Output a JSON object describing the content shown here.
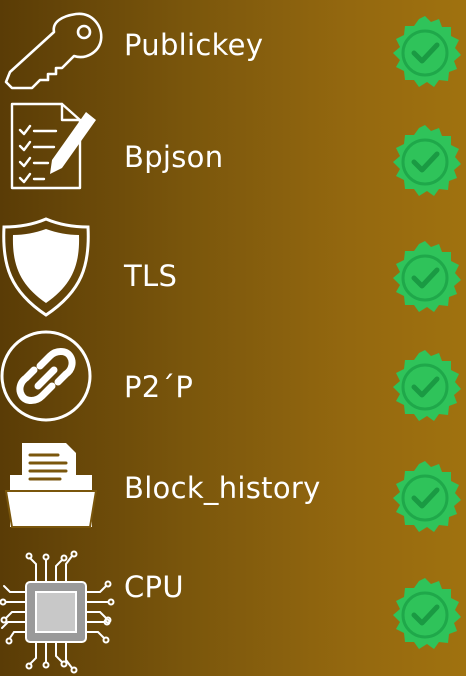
{
  "items": [
    {
      "label": "Publickey",
      "icon": "key-icon",
      "status": "verified",
      "status_icon": "check-badge-icon"
    },
    {
      "label": "Bpjson",
      "icon": "checklist-document-icon",
      "status": "verified",
      "status_icon": "check-badge-icon"
    },
    {
      "label": "TLS",
      "icon": "shield-icon",
      "status": "verified",
      "status_icon": "check-badge-icon"
    },
    {
      "label": "P2´P",
      "icon": "link-icon",
      "status": "verified",
      "status_icon": "check-badge-icon"
    },
    {
      "label": "Block_history",
      "icon": "document-folder-icon",
      "status": "verified",
      "status_icon": "check-badge-icon"
    },
    {
      "label": "CPU",
      "icon": "cpu-chip-icon",
      "status": "verified",
      "status_icon": "check-badge-icon"
    }
  ],
  "colors": {
    "background_start": "#5a3c06",
    "background_end": "#a0720f",
    "icon_stroke": "#ffffff",
    "check_badge": "#2fc35a",
    "check_badge_inner": "#1fa84a",
    "chip_frame": "#9a9a9a"
  }
}
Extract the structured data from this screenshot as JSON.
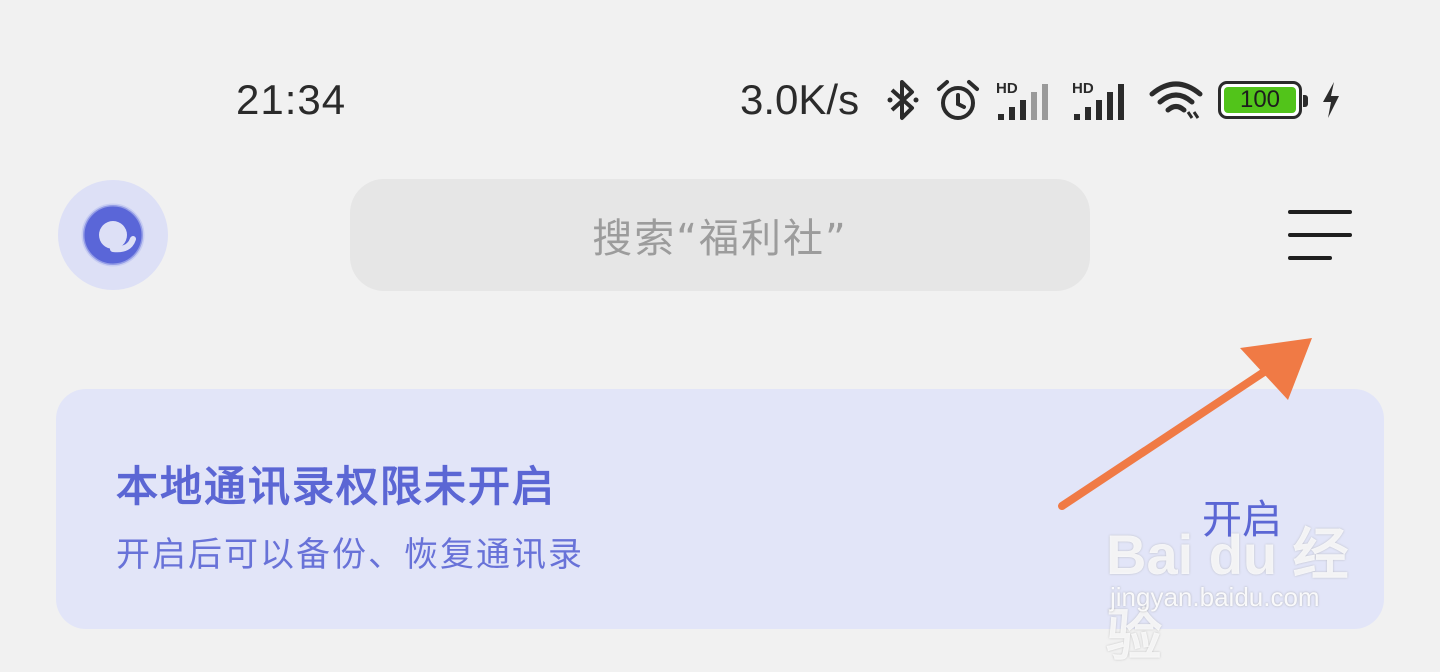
{
  "status_bar": {
    "time": "21:34",
    "net_speed": "3.0K/s",
    "battery_level": "100",
    "icons": [
      "bluetooth-icon",
      "alarm-icon",
      "signal-hd-1-icon",
      "signal-hd-2-icon",
      "wifi-icon",
      "battery-icon",
      "charging-icon"
    ],
    "signal_badge": "HD"
  },
  "header": {
    "logo_icon": "app-logo-icon",
    "search_placeholder": "搜索“福利社”",
    "menu_icon": "hamburger-menu-icon"
  },
  "permission_card": {
    "title": "本地通讯录权限未开启",
    "description": "开启后可以备份、恢复通讯录",
    "action_label": "开启"
  },
  "annotation": {
    "arrow_color": "#f07a45"
  },
  "watermark": {
    "logo_text": "Bai du 经验",
    "url": "jingyan.baidu.com"
  },
  "colors": {
    "background": "#f1f1f1",
    "card_background": "#e2e5f8",
    "accent": "#5b66d4",
    "battery_fill": "#52c41a"
  }
}
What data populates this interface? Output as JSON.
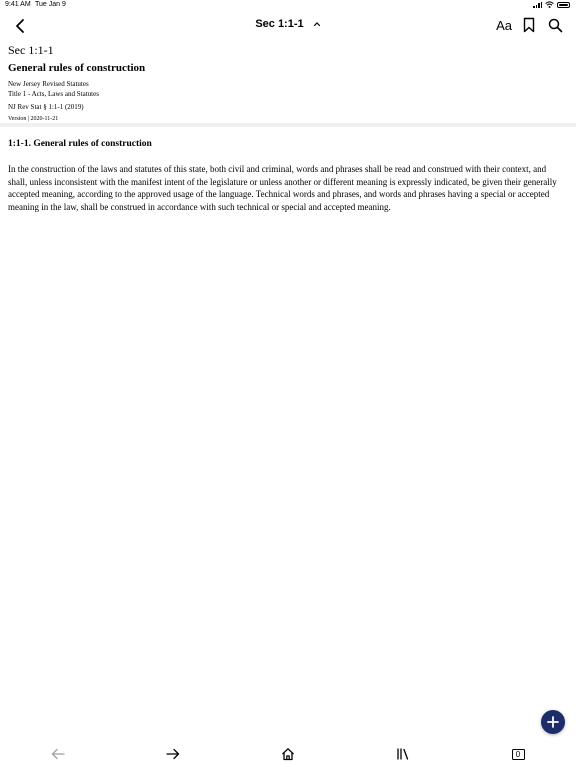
{
  "status_bar": {
    "time": "9:41 AM",
    "date": "Tue Jan 9",
    "icons": [
      "cellular-signal-icon",
      "wifi-icon",
      "battery-icon"
    ]
  },
  "nav": {
    "title": "Sec 1:1-1",
    "font_button_label": "Aa",
    "icons": [
      "back-chevron-icon",
      "chevron-up-icon",
      "bookmark-icon",
      "search-icon"
    ]
  },
  "document": {
    "section_label": "Sec 1:1-1",
    "title": "General rules of construction",
    "source": "New Jersey Revised Statutes",
    "title_path": "Title 1 - Acts, Laws and Statutes",
    "citation": "NJ Rev Stat § 1:1-1 (2019)",
    "version": "Version | 2020-11-21"
  },
  "content": {
    "heading": "1:1-1. General rules of construction",
    "body": "In the construction of the laws and statutes of this state, both civil and criminal, words and phrases shall be read and construed with their context, and shall, unless inconsistent with the manifest intent of the legislature or unless another or different meaning is expressly indicated, be given their generally accepted meaning, according to the approved usage of the language. Technical words and phrases, and words and phrases having a special or accepted meaning in the law, shall be construed in accordance with such technical or special and accepted meaning."
  },
  "fab": {
    "icon": "plus-icon",
    "color": "#1d2d6b"
  },
  "toolbar": {
    "items": [
      "arrow-left-icon",
      "arrow-right-icon",
      "home-icon",
      "library-icon",
      "tabs-icon"
    ],
    "tab_count": "0"
  },
  "colors": {
    "divider": "#f0f0f0",
    "accent": "#1d2d6b"
  }
}
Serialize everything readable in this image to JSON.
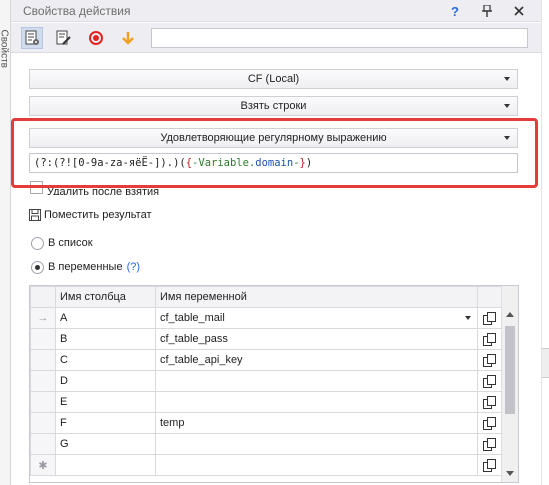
{
  "window": {
    "title": "Свойства действия",
    "help_label": "?",
    "left_strip_label": "Свойств"
  },
  "toolbar": {
    "input_value": ""
  },
  "dropdowns": {
    "source": "CF (Local)",
    "operation": "Взять строки",
    "filter": "Удовлетворяющие регулярному выражению"
  },
  "regex": {
    "prefix": "(?:(?![0-9a-za-яёЁ-]).)(",
    "brace_open": "{",
    "var_prefix": "-Variable.",
    "var_name": "domain",
    "var_suffix": "-",
    "brace_close": "}",
    "suffix": ")"
  },
  "options": {
    "delete_after_take": "Удалить после взятия",
    "save_result": "Поместить результат",
    "to_list": "В список",
    "to_vars": "В переменные",
    "help": "(?)"
  },
  "grid": {
    "headers": {
      "column": "Имя столбца",
      "variable": "Имя переменной"
    },
    "rows": [
      {
        "indicator": "→",
        "column": "A",
        "variable": "cf_table_mail"
      },
      {
        "indicator": "",
        "column": "B",
        "variable": "cf_table_pass"
      },
      {
        "indicator": "",
        "column": "C",
        "variable": "cf_table_api_key"
      },
      {
        "indicator": "",
        "column": "D",
        "variable": ""
      },
      {
        "indicator": "",
        "column": "E",
        "variable": ""
      },
      {
        "indicator": "",
        "column": "F",
        "variable": "temp"
      },
      {
        "indicator": "",
        "column": "G",
        "variable": ""
      },
      {
        "indicator": "✱",
        "column": "",
        "variable": ""
      }
    ]
  },
  "colors": {
    "highlight": "#e53b3b",
    "accent": "#2a6ad8"
  }
}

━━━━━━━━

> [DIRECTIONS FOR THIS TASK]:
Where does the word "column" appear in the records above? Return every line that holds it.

> [COMPLETED TASK]:
      "column": "Имя столбца",
        "column": "A",
        "column": "B",
        "column": "C",
        "column": "D",
        "column": "E",
        "column": "F",
        "column": "G",
        "column": "",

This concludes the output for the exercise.